### Exercise prompt
Repeat the entries below exactly, missing none.
═══ Exercise inputs
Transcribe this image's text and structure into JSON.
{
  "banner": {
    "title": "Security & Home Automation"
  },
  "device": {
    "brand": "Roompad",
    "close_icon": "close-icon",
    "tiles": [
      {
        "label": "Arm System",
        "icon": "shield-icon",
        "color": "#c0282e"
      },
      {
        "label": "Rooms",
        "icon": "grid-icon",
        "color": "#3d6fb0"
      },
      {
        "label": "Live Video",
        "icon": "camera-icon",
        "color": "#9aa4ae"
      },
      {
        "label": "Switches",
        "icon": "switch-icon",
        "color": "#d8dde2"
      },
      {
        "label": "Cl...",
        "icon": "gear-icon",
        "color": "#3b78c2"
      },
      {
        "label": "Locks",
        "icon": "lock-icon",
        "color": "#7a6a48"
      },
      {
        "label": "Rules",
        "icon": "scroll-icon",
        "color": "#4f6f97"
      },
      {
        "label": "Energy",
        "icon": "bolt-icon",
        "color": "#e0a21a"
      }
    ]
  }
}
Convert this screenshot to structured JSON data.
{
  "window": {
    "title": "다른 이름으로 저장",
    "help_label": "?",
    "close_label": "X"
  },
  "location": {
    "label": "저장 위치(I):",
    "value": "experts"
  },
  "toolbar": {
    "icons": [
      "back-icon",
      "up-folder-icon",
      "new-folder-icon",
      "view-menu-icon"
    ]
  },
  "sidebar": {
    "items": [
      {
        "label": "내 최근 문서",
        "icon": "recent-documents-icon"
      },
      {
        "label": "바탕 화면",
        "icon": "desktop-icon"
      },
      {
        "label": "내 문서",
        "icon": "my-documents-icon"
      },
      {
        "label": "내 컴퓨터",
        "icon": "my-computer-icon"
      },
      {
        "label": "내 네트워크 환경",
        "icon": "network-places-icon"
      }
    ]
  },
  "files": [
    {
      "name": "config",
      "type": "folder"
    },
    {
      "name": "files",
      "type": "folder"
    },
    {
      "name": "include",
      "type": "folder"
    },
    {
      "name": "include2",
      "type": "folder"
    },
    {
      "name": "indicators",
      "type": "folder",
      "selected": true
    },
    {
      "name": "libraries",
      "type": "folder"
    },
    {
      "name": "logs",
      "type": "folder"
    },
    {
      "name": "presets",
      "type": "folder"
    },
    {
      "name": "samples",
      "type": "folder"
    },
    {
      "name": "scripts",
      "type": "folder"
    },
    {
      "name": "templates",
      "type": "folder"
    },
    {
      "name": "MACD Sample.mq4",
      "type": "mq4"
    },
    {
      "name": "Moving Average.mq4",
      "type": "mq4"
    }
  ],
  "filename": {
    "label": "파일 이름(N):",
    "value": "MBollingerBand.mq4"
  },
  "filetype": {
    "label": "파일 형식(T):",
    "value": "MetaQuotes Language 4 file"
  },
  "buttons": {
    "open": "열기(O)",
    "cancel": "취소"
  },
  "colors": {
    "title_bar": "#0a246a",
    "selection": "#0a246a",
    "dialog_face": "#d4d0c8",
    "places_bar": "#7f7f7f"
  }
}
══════
### Answer to this exercise
Transcribe this image's text and structure into JSON.
{
  "banner": {
    "title": "Security & Home Automation"
  },
  "device": {
    "brand": "Roompad",
    "close_icon": "close-icon",
    "tiles": [
      {
        "label": "Arm System",
        "icon": "shield-icon",
        "color": "#c0282e"
      },
      {
        "label": "Rooms",
        "icon": "grid-icon",
        "color": "#3d6fb0"
      },
      {
        "label": "Live Video",
        "icon": "camera-icon",
        "color": "#9aa4ae"
      },
      {
        "label": "Switches",
        "icon": "switch-icon",
        "color": "#d8dde2"
      },
      {
        "label": "Cl...",
        "icon": "gear-icon",
        "color": "#3b78c2"
      },
      {
        "label": "Locks",
        "icon": "lock-icon",
        "color": "#7a6a48"
      },
      {
        "label": "Rules",
        "icon": "scroll-icon",
        "color": "#4f6f97"
      },
      {
        "label": "Energy",
        "icon": "bolt-icon",
        "color": "#e0a21a"
      }
    ]
  }
}
Convert this screenshot to structured JSON data.
{
  "window": {
    "title": "다른 이름으로 저장",
    "help_label": "?",
    "close_label": "X"
  },
  "location": {
    "label": "저장 위치(I):",
    "value": "experts"
  },
  "toolbar": {
    "icons": [
      "back-icon",
      "up-folder-icon",
      "new-folder-icon",
      "view-menu-icon"
    ]
  },
  "sidebar": {
    "items": [
      {
        "label": "내 최근 문서",
        "icon": "recent-documents-icon"
      },
      {
        "label": "바탕 화면",
        "icon": "desktop-icon"
      },
      {
        "label": "내 문서",
        "icon": "my-documents-icon"
      },
      {
        "label": "내 컴퓨터",
        "icon": "my-computer-icon"
      },
      {
        "label": "내 네트워크 환경",
        "icon": "network-places-icon"
      }
    ]
  },
  "files": [
    {
      "name": "config",
      "type": "folder"
    },
    {
      "name": "files",
      "type": "folder"
    },
    {
      "name": "include",
      "type": "folder"
    },
    {
      "name": "include2",
      "type": "folder"
    },
    {
      "name": "indicators",
      "type": "folder",
      "selected": true
    },
    {
      "name": "libraries",
      "type": "folder"
    },
    {
      "name": "logs",
      "type": "folder"
    },
    {
      "name": "presets",
      "type": "folder"
    },
    {
      "name": "samples",
      "type": "folder"
    },
    {
      "name": "scripts",
      "type": "folder"
    },
    {
      "name": "templates",
      "type": "folder"
    },
    {
      "name": "MACD Sample.mq4",
      "type": "mq4"
    },
    {
      "name": "Moving Average.mq4",
      "type": "mq4"
    }
  ],
  "filename": {
    "label": "파일 이름(N):",
    "value": "MBollingerBand.mq4"
  },
  "filetype": {
    "label": "파일 형식(T):",
    "value": "MetaQuotes Language 4 file"
  },
  "buttons": {
    "open": "열기(O)",
    "cancel": "취소"
  },
  "colors": {
    "title_bar": "#0a246a",
    "selection": "#0a246a",
    "dialog_face": "#d4d0c8",
    "places_bar": "#7f7f7f"
  }
}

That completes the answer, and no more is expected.